As a young doctor working in public health in Botswana, Moeti was tasked with one of the two biggest challenges in her career. One was the HIV/Aids pandemic which at that stage faced massive challenges, not just in terms of access to treatment but also with the stigma attached to the disease.
“In those very early days when it [HIV] was very stigmatised, you had to keep absolutely secret who was infected,” she told Business Day in an interview.
“I remember the register of who was infected in Botswana used to be kept under lock and key in a drawer in my desk in the office that I had as a programme manager [for HIV in Botswana],” she said.
In those days, the reality was that people she would see at an HIV/Aids conference who visibly had the infection would just not be there when the next conference was held.
Decades later Moeti faced her second notable public health challenge, in part as the then new and first female regional director of the WHO in Africa.
The deadly Ebola epidemic hit countries in West and Central Africa hardest and saw violence break out in reaction to attempts to combat the virus, which notably required people having to change one of their most sacred rituals — burying the dead.
This year has added another public health-care crisis to her tally as the novel coronavirus has done the unthinkable. It has brought the global economy to a halt as people stay confined to their homes.
While the spread in Africa, which has more than 47,000 cases, has been far less rapid than in Europe, the US and China, where it originated, the continent faces extreme challenges in its response. Even developed economies have taken a beating as they tried to contain and mitigate the devastation caused by the spread of the disease. In addition, the politics involved in public health at this scale is also no small challenge.
When asked about the response to Covid-19, the 66-year-old Moeti says she often tells her colleagues she has not worked this hard since she was the programme manager for HIV in Botswana.
Maybe, she says, this is just the result of her being older.

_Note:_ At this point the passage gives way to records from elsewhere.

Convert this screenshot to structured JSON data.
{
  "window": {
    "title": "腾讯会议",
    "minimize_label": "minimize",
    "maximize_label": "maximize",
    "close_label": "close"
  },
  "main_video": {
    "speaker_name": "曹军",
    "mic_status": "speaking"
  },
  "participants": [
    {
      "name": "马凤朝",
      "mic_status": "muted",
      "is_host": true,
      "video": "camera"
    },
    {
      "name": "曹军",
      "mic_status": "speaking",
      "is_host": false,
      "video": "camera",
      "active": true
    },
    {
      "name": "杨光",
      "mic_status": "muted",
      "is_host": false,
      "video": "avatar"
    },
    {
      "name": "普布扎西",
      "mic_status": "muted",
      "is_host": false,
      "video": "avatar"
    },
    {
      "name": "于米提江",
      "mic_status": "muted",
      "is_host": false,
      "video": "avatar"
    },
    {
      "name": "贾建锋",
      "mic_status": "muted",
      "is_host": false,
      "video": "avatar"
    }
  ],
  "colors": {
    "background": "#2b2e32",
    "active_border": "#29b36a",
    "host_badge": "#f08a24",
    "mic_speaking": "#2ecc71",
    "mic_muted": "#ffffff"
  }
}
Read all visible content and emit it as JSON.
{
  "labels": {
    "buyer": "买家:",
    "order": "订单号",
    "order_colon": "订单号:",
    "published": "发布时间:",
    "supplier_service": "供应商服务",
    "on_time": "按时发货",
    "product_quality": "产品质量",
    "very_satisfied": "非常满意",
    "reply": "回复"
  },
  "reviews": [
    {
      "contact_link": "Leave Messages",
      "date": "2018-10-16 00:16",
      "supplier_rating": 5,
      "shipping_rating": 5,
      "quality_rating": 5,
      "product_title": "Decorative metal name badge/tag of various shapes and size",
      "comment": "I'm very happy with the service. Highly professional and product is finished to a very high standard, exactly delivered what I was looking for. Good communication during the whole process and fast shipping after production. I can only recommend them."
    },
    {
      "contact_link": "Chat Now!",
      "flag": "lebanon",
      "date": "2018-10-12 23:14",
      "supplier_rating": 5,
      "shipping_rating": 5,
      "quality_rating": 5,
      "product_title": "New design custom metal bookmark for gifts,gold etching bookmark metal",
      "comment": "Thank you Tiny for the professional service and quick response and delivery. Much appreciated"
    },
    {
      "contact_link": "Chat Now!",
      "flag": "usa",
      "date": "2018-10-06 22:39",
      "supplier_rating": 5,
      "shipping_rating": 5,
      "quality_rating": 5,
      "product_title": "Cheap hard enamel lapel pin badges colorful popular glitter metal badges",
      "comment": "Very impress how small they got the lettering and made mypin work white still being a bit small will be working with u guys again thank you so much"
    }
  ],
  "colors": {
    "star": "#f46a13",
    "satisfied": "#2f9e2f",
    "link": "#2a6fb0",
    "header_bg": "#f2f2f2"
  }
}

“But I feel the intensity more than I did when I was 40 years old. It has really, really been relentlessly intense, and it’s meant that I have stopped virtually everything else, which is a worry at the back of my head.
“There’s things that should not stop. You are running an institution that does more than outbreak control,” Moeti says.
She says she relies heavily on her team to ensure the rest of what the WHO in Africa has to do gets done while the world comes to grips with the reality of Covid-19.
While public health has consumed her adult life, it was “by accident” that she ended up working in it. As a young high school girl she wanted to be a physicist, then ended up studying medicine and dreaming of specialising as a paediatrician.
Her decision to go into public health was in no small measure influenced by her parents, who both worked in the sector, most notably in Botswana, which became their home after the family left Springs in Gauteng when she was 11. The decision to move countries was in part to get away from the apartheid security forces but also to ensure the children received a better education than what was available under Bantu education in SA, Moeti says.
On how her country of birth is dealing with the outbreak, Moeti says the approach taken by the government, which includes data-based interventions and economic and social support packages to help mitigate the effects of the pandemic, is a “strong combination” the WHO in Africa would recommend other countries adopt in their own context.
With five years left on her term as director of the WHO in Africa, it can be assumed that Moeti will continue at the coalface of public health on the continent as the world thinks about how to come to terms with life after Covid-19.
The dream of what comes after these five years is a bit more whimsical than her unending workdays.
“I want to rear ostriches and grow olives in Botswana,” she says, adding that the climate would be ideal for it.
But for now, dreams of farming, attending jazz festivals and spending time with her family are a far cry from reality. There is, after all, an invisible enemy on the loose, and she is helping to call the shots in Africa’s first line of defence.
Would you like to comment on this article or view other readers' comments? Register (it’s quick and free) or sign in now.
Please read our Comment Policy before commenting.